      1. L* = lightness 0 (black) to 100 (white)
      2. a* = red/green on the chroma plane
      3. b* = yellow/blue on the chroma plane
    3. Individual Typology Angle (ITA) – this metric is used to classify skin pigmentation, specifically melanin, using L* and b* according to the formula below. Del Bino et al showed that ITA has a linear relationship with tissue melanin content (originally using ex-vivo samples). The ITA was introduced in 1991 (Chardon et al 1991) with 6 proposed categories of skin color (very light > 55° > light > 41° > intermediate > 28° > tan >10° > brown). However, the original study bins were based on data from only caucasian subjects and only non-sun-exposed skin. A subsequent study by Del Bino et al. in 2013 did include a more diverse population and introduced an additional ITA cut-off of <-30° for darker skin37. It is important to note, that this expanded and most current categorization of skin color by ITA is still based largely on potentially flawed categories from the 1991 study. (Leeb at al, SSRN, 2023). Of note, ITA is not skin color and does not account at all for the red/green color scale. ITA has been the most commonly evaluated and validated metric for melanin.
    4. Melanin index (MI) – this metric is intended to quantify melanin as a single number, sometimes by taking log10 of the reflectance ratio. Not all device manufacturers provide detail on the derivation of MI and thus MI may not be comparable across devices, subjects and studies.
    5. Melanin density – this metric has been reported by subtracting reflectance at 400nm from 420nm (R420-R400), in order to reduce confounding by hemoglobin which has similar absorption at both wavelengths
    6. Erythema Index (EI) – non standardized metric for quantifying amount of erythema present in skin
    7. Illuminant & observer angle – illuminant and observer angle help convert a spectrum to a set of LAB and RGB values
    8. Other proposed strategies
      –  R390 – this is the isosbestic point for oxy and deoxyhemoglobin, only penetrates at shallow depths and thus has been used to characterize epidermal melanin
      –  AU intensity curve 450-615
      –  Slope of absorbance spectrum (620-720nm)

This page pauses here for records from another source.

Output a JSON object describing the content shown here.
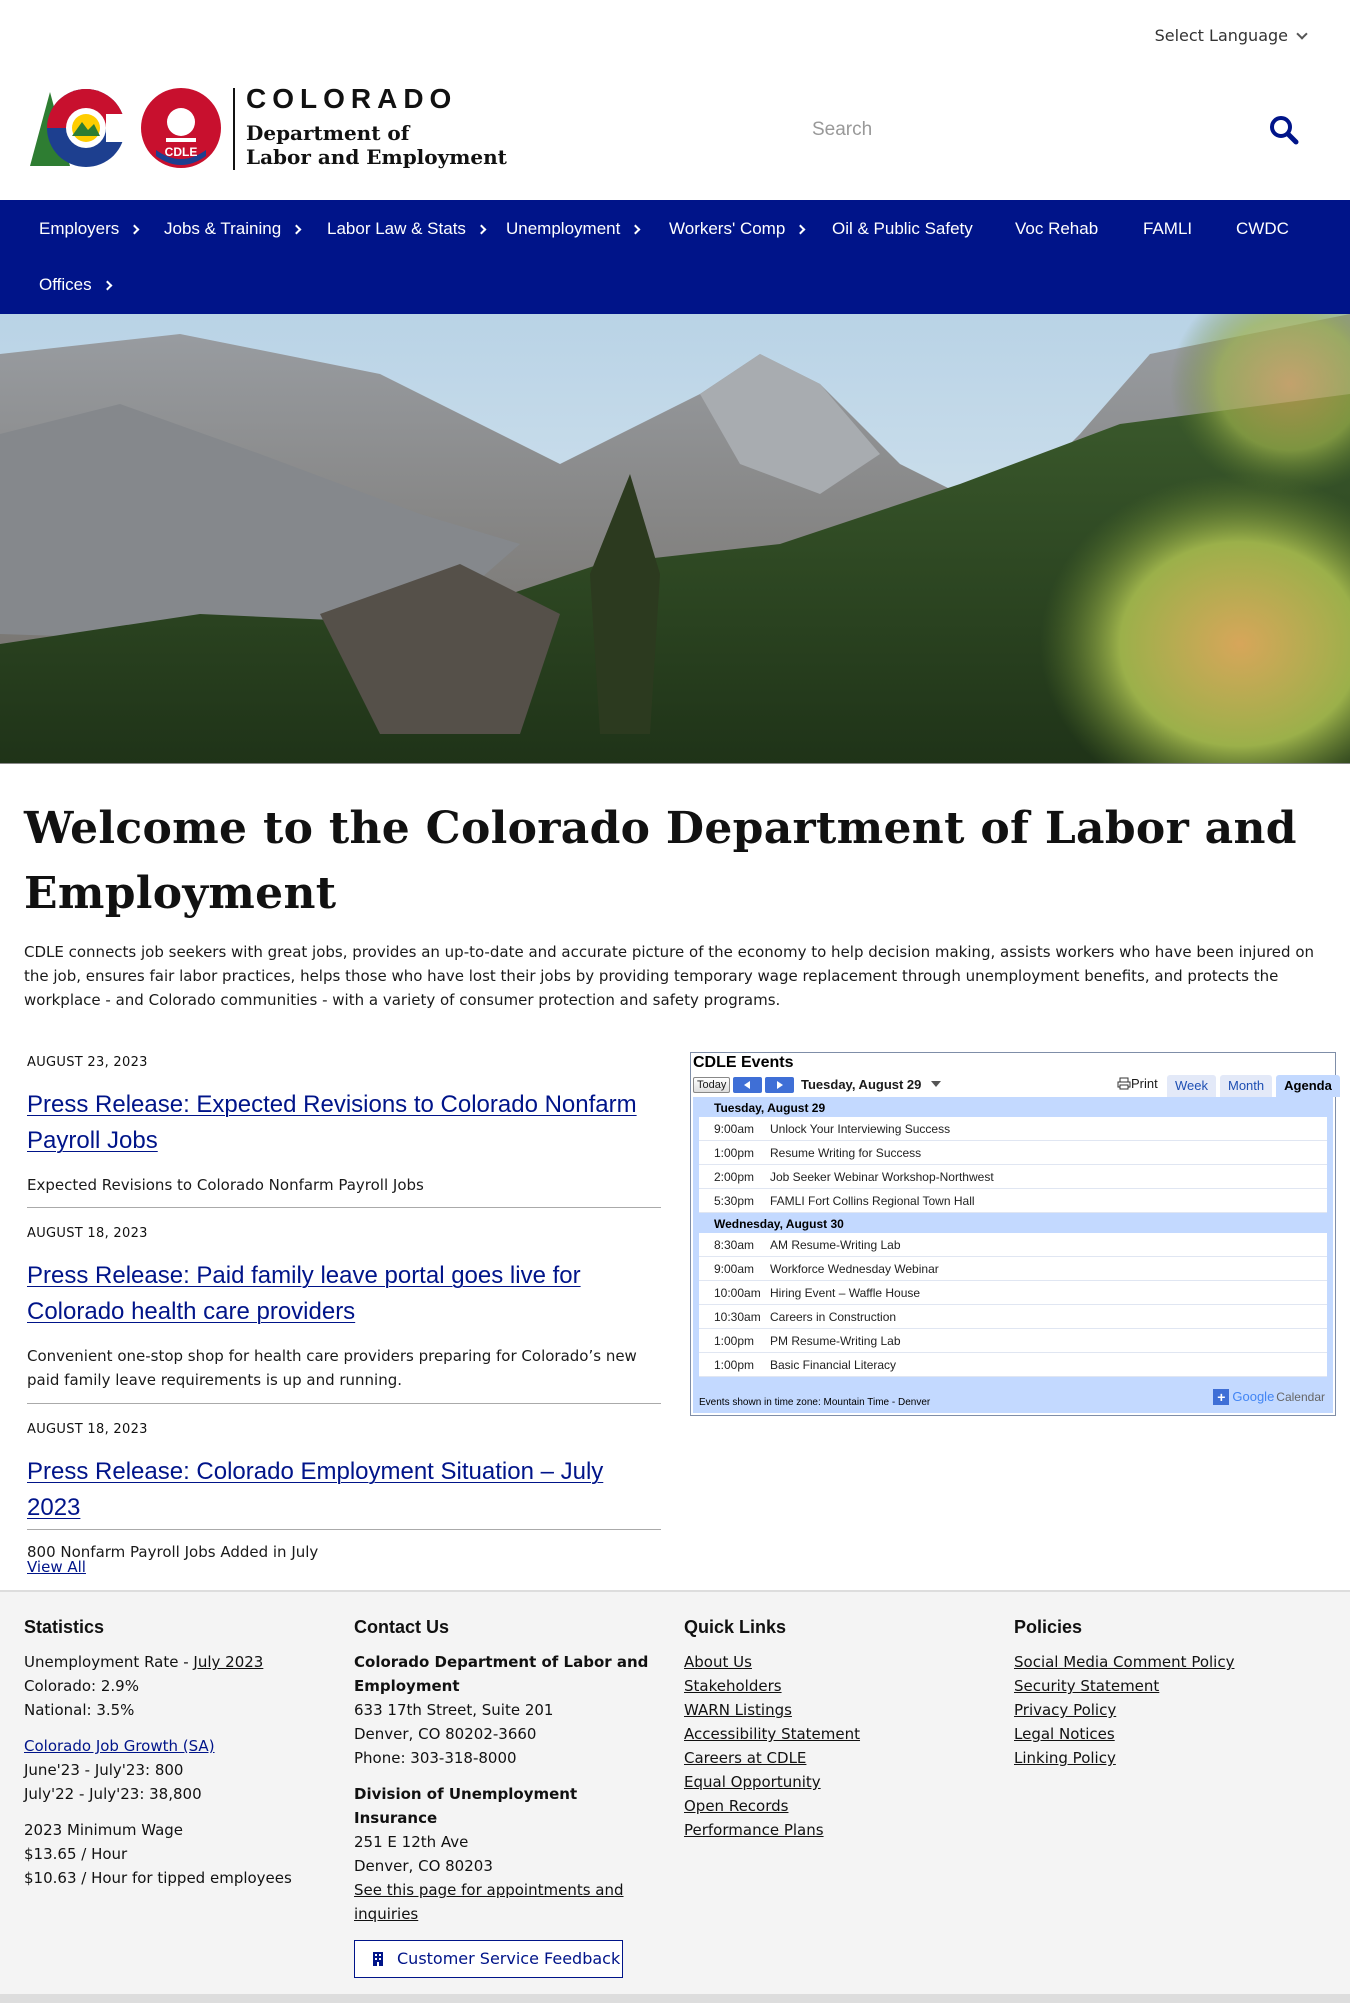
{
  "header": {
    "language_label": "Select Language",
    "logo": {
      "wordmark": "COLORADO",
      "badge": "CDLE",
      "dept_line1": "Department of",
      "dept_line2": "Labor and Employment"
    },
    "search_placeholder": "Search"
  },
  "nav": {
    "items": [
      {
        "label": "Employers",
        "has_sub": true
      },
      {
        "label": "Jobs & Training",
        "has_sub": true
      },
      {
        "label": "Labor Law & Stats",
        "has_sub": true
      },
      {
        "label": "Unemployment",
        "has_sub": true
      },
      {
        "label": "Workers' Comp",
        "has_sub": true
      },
      {
        "label": "Oil & Public Safety",
        "has_sub": false
      },
      {
        "label": "Voc Rehab",
        "has_sub": false
      },
      {
        "label": "FAMLI",
        "has_sub": false
      },
      {
        "label": "CWDC",
        "has_sub": false
      },
      {
        "label": "Offices",
        "has_sub": true
      }
    ]
  },
  "main": {
    "title": "Welcome to the Colorado Department of Labor and Employment",
    "intro": "CDLE connects job seekers with great jobs, provides an up-to-date and accurate picture of the economy to help decision making, assists workers who have been injured on the job, ensures fair labor practices, helps those who have lost their jobs by providing temporary wage replacement through unemployment benefits, and protects the workplace - and Colorado communities - with a variety of consumer protection and safety programs.",
    "news": [
      {
        "date": "AUGUST 23, 2023",
        "title": "Press Release: Expected Revisions to Colorado Nonfarm Payroll Jobs",
        "desc": "Expected Revisions to Colorado Nonfarm Payroll Jobs"
      },
      {
        "date": "AUGUST 18, 2023",
        "title": "Press Release: Paid family leave portal goes live for Colorado health care providers",
        "desc": "Convenient one-stop shop for health care providers preparing for Colorado’s new paid family leave requirements is up and running."
      },
      {
        "date": "AUGUST 18, 2023",
        "title": "Press Release: Colorado Employment Situation – July 2023",
        "desc": "800 Nonfarm Payroll Jobs Added in July"
      }
    ],
    "view_all": "View All"
  },
  "calendar": {
    "title": "CDLE Events",
    "today": "Today",
    "current_date": "Tuesday, August 29",
    "print": "Print",
    "tabs": [
      "Week",
      "Month",
      "Agenda"
    ],
    "active_tab": "Agenda",
    "days": [
      {
        "label": "Tuesday, August 29",
        "events": [
          {
            "time": "9:00am",
            "title": "Unlock Your Interviewing Success"
          },
          {
            "time": "1:00pm",
            "title": "Resume Writing for Success"
          },
          {
            "time": "2:00pm",
            "title": "Job Seeker Webinar Workshop-Northwest"
          },
          {
            "time": "5:30pm",
            "title": "FAMLI Fort Collins Regional Town Hall"
          }
        ]
      },
      {
        "label": "Wednesday, August 30",
        "events": [
          {
            "time": "8:30am",
            "title": "AM Resume-Writing Lab"
          },
          {
            "time": "9:00am",
            "title": "Workforce Wednesday Webinar"
          },
          {
            "time": "10:00am",
            "title": "Hiring Event – Waffle House"
          },
          {
            "time": "10:30am",
            "title": "Careers in Construction"
          },
          {
            "time": "1:00pm",
            "title": "PM Resume-Writing Lab"
          },
          {
            "time": "1:00pm",
            "title": "Basic Financial Literacy"
          }
        ]
      }
    ],
    "timezone_note": "Events shown in time zone: Mountain Time - Denver",
    "google_calendar": {
      "google": "Google",
      "calendar": "Calendar"
    }
  },
  "footer": {
    "statistics": {
      "heading": "Statistics",
      "unemp_label": "Unemployment Rate - ",
      "unemp_link": "July 2023",
      "colorado": "Colorado: 2.9%",
      "national": "National: 3.5%",
      "growth_link": "Colorado Job Growth (SA)",
      "growth_1": "June'23 - July'23: 800",
      "growth_2": "July'22 - July'23: 38,800",
      "min_wage_label": "2023 Minimum Wage",
      "min_wage_1": "$13.65 / Hour",
      "min_wage_2": "$10.63 / Hour for tipped employees"
    },
    "contact": {
      "heading": "Contact Us",
      "org": "Colorado Department of Labor and Employment",
      "addr1": "633 17th Street, Suite 201",
      "addr2": "Denver, CO  80202-3660",
      "phone": "Phone: 303-318-8000",
      "div": "Division of Unemployment Insurance",
      "div_addr1": "251 E 12th Ave",
      "div_addr2": "Denver, CO  80203",
      "appt_link": "See this page for appointments and inquiries",
      "feedback_button": "Customer Service Feedback"
    },
    "quick_links": {
      "heading": "Quick Links",
      "items": [
        "About Us",
        "Stakeholders",
        "WARN Listings",
        "Accessibility Statement",
        "Careers at CDLE",
        "Equal Opportunity",
        "Open Records",
        "Performance Plans"
      ]
    },
    "policies": {
      "heading": "Policies",
      "items": [
        "Social Media Comment Policy",
        "Security Statement",
        "Privacy Policy",
        "Legal Notices",
        "Linking Policy"
      ]
    }
  },
  "colors": {
    "nav_bg": "#001489",
    "link": "#001489",
    "brand_red": "#c8102e",
    "brand_yellow": "#ffcd00",
    "brand_green": "#2e7d32"
  }
}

Assessment Strategy

Both subjective and objective assessment methods can be applied in many different ways that impact the reliability of data. It matters if assessment methods are being applied to printed photos, digital photos or real-life people. Factors like lighting, printer color calibration, and monitor color calibration become significant factors.
Some assessment methods were not designed or validated to be used in multiple ways, so be sure to check how your method was intended to be used.

References

Agache 2017 Measuring the Skin, Chapter 6 “The Measurement of Skin Color”:
Chau et al 2019 Cutaneous Colorimetry as Gold Standard for Skin Color Measurement
Visscher 2017 Skin color and pigmentation in ethnic skin
Wilkes et al 2015 Fitzpatrick Skin Type, Individual Typology Angle, and Melanin Index in an African Population: Steps Toward Universally Applicable Skin Photosensitivity Assessments
Ware et al, Racial Limitations of Fitzpatrick skin type, Cutis, 2020